The 2017 David Hanawalt Service Award was presented to Carolyn Newton of Goldman and Associates. She is described as a person who is “any manager’s go-to person.” Not only does she enjoy her job, but her success in supporting people in job retention, increasing duties, and working more hours, shows her true commitment to her work. The quality of her work has led to referrals from other employers, and she has supported every single one of her customers to retain their job since hired at Goldman and Associates 5 years ago—not a single job was lost on her watch.

The 2017 Dennis Campbell Outstanding Service Award was presented to Harold Rains, Finance Manager for the Department of Community Services. He is described as a man full of not only ideas, but action. He has spearheaded building-wide diversity trainings that are quite innovative in Clark County. He has also taken his positive experience with supported employment on the road, participating in various events and conferences.

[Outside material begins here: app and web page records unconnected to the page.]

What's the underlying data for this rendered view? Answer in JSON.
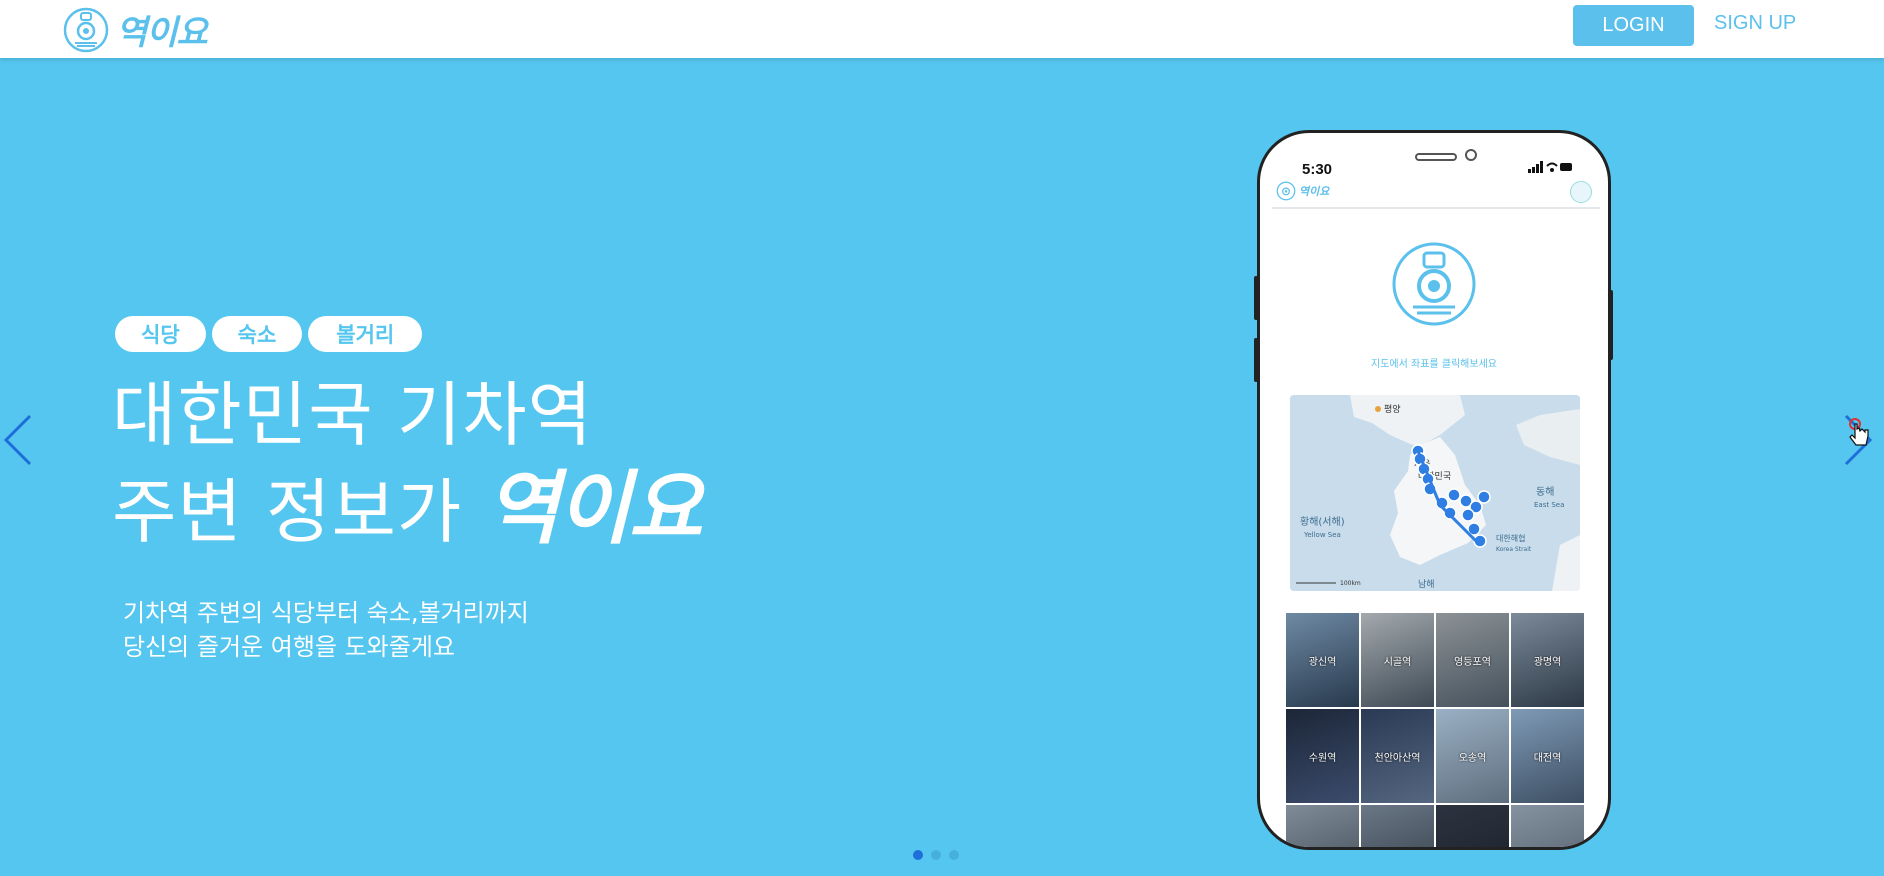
{
  "header": {
    "logo_text": "역이요",
    "login_label": "LOGIN",
    "signup_label": "SIGN UP"
  },
  "hero": {
    "tags": [
      "식당",
      "숙소",
      "볼거리"
    ],
    "headline_line1": "대한민국 기차역",
    "headline_line2_prefix": "주변 정보가",
    "headline_brand": "역이요",
    "sub_line1": "기차역 주변의 식당부터 숙소,볼거리까지",
    "sub_line2": "당신의 즐거운 여행을 도와줄게요",
    "slide_count": 3,
    "active_slide": 1
  },
  "phone": {
    "time": "5:30",
    "logo_text": "역이요",
    "caption": "지도에서 좌표를 클릭해보세요",
    "map_labels": {
      "pyongyang": "평양",
      "seoul": "서울",
      "korea": "대한민국",
      "yellow_sea": "황해(서해)",
      "yellow_sea_en": "Yellow Sea",
      "east_sea": "동해",
      "east_sea_en": "East Sea",
      "korea_strait": "대한해협",
      "korea_strait_en": "Korea Strait",
      "south": "남해",
      "scale": "100km"
    },
    "stations": [
      "광신역",
      "시골역",
      "영등포역",
      "광명역",
      "수원역",
      "천안아산역",
      "오송역",
      "대전역"
    ]
  },
  "colors": {
    "brand": "#5bc0eb",
    "hero_bg": "#54c6ef",
    "arrow": "#1e6fd9"
  }
}
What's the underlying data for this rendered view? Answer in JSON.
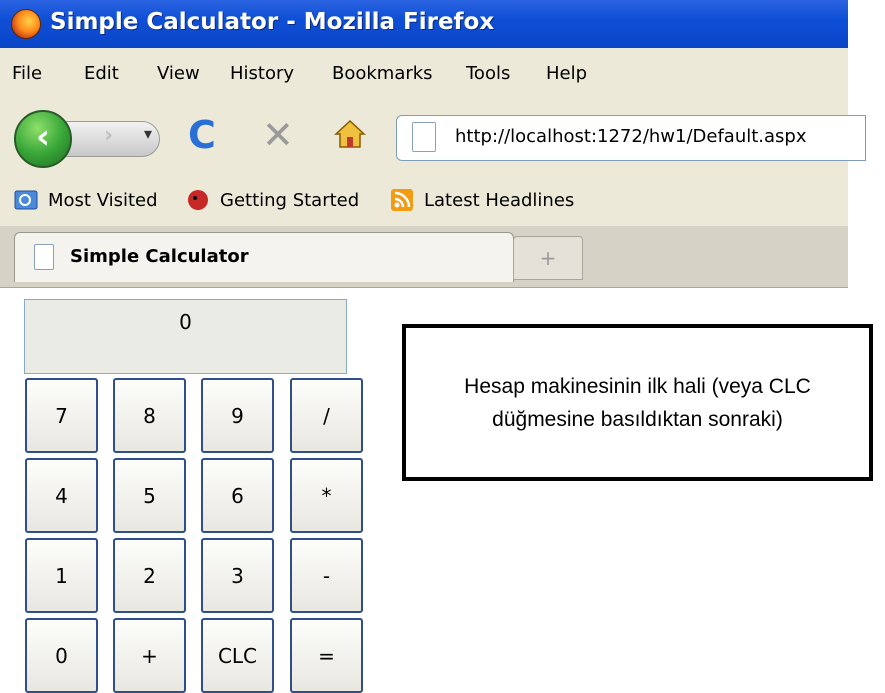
{
  "window": {
    "title": "Simple Calculator - Mozilla Firefox"
  },
  "menu": [
    "File",
    "Edit",
    "View",
    "History",
    "Bookmarks",
    "Tools",
    "Help"
  ],
  "nav": {
    "url": "http://localhost:1272/hw1/Default.aspx"
  },
  "bookmarks": [
    "Most Visited",
    "Getting Started",
    "Latest Headlines"
  ],
  "tabs": {
    "active_label": "Simple Calculator",
    "new_tab_label": "+"
  },
  "calculator": {
    "display": "0",
    "keys": [
      "7",
      "8",
      "9",
      "/",
      "4",
      "5",
      "6",
      "*",
      "1",
      "2",
      "3",
      "-",
      "0",
      "+",
      "CLC",
      "="
    ]
  },
  "note": {
    "text": "Hesap makinesinin ilk hali (veya CLC düğmesine basıldıktan sonraki)"
  }
}
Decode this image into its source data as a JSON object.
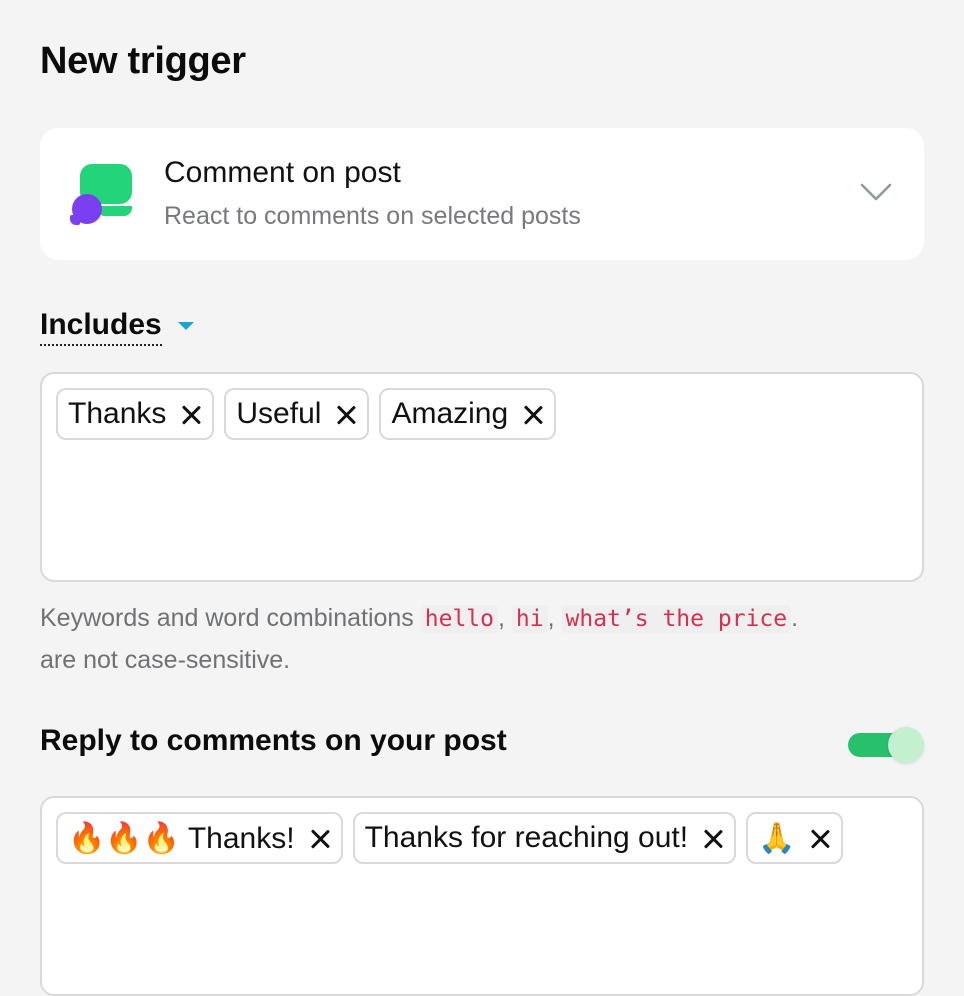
{
  "page": {
    "title": "New trigger"
  },
  "trigger": {
    "name": "Comment on post",
    "description": "React to comments on selected posts",
    "icon": "comment-bubbles-icon",
    "expand_icon": "chevron-down-icon"
  },
  "includes": {
    "label": "Includes",
    "tags": [
      "Thanks",
      "Useful",
      "Amazing"
    ],
    "hint": {
      "prefix": "Keywords and word combinations",
      "examples": [
        "hello",
        "hi",
        "what’s the price"
      ],
      "suffix": "are not case-sensitive."
    }
  },
  "reply": {
    "label": "Reply to comments on your post",
    "toggle_on": true,
    "tags": [
      "🔥🔥🔥 Thanks!",
      "Thanks for reaching out!",
      "🙏"
    ]
  },
  "colors": {
    "accent_green": "#28c06c",
    "icon_green": "#23d47a",
    "icon_purple": "#7b3ff2",
    "caret_blue": "#1aa6c9",
    "code_red": "#d6304f"
  }
}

He has sat on panels of employers, sharing his experience and encouraging other businesses to give supported employment a try. He firmly understands the importance of a county that will hire staff that echo the diversity of the community they support. He is someone who believes wholeheartedly in power of people—all people, to contribute and be valued.

Employers affiliated with all 2017 nominees are: Ilani Resort, Walmart, Home Depot (Jantzen Beach), Clark County Treasurer & I.T. Department, Heathman Lodge (Hudson’s Bar & Grill), Wendy’s, Dog Gone Clean, MadDog’s Gourmet Hotdogs, MOD Pizza (Hazel Dell), Vancouver Elite Gymnastics Academy, and Jack in the Box.

Congratulations to all!

For more information about Clark County’s employment services for individuals with developmental disabilities, please contact:
Mary Strehlow,
(360) 397-2075 ext. 7825, [email protected]

Partners for Work 2017 by Debbie Moore

Our Seattle summer is behind us and fall is here. With this transition, new opportunities within our Partners for Work (PFW) Project are underway. The groundwork has been taking shape over the summer getting Rotary Clubs prepared for their new Greeters. First time clubs have been designing their job descriptions, school districts are identifying potential students and meetings with families and their support agencies are being held.

Rotary Club Greeters are yearlong “working interviews” which provide transition students the opportunity to improve work skills, expand their work experience and earn a paycheck while networking with business people on a weekly basis. This is often their first paid position. Twenty-Two Rotary Clubs have adopted this project within their clubs.

King County employment agencies are connected with students and the weekly club meetings provide a platform for the employment agency to build a relationship with the S2W student while also making connections with Rotarians. Students leave this experience with an enhanced resume and close to 100% also exit with employment. Equally important is the enhanced awareness about PFW and the value of hiring individuals with varied abilities.

Enjoy our video;

Partners for Work Greeters, get on board!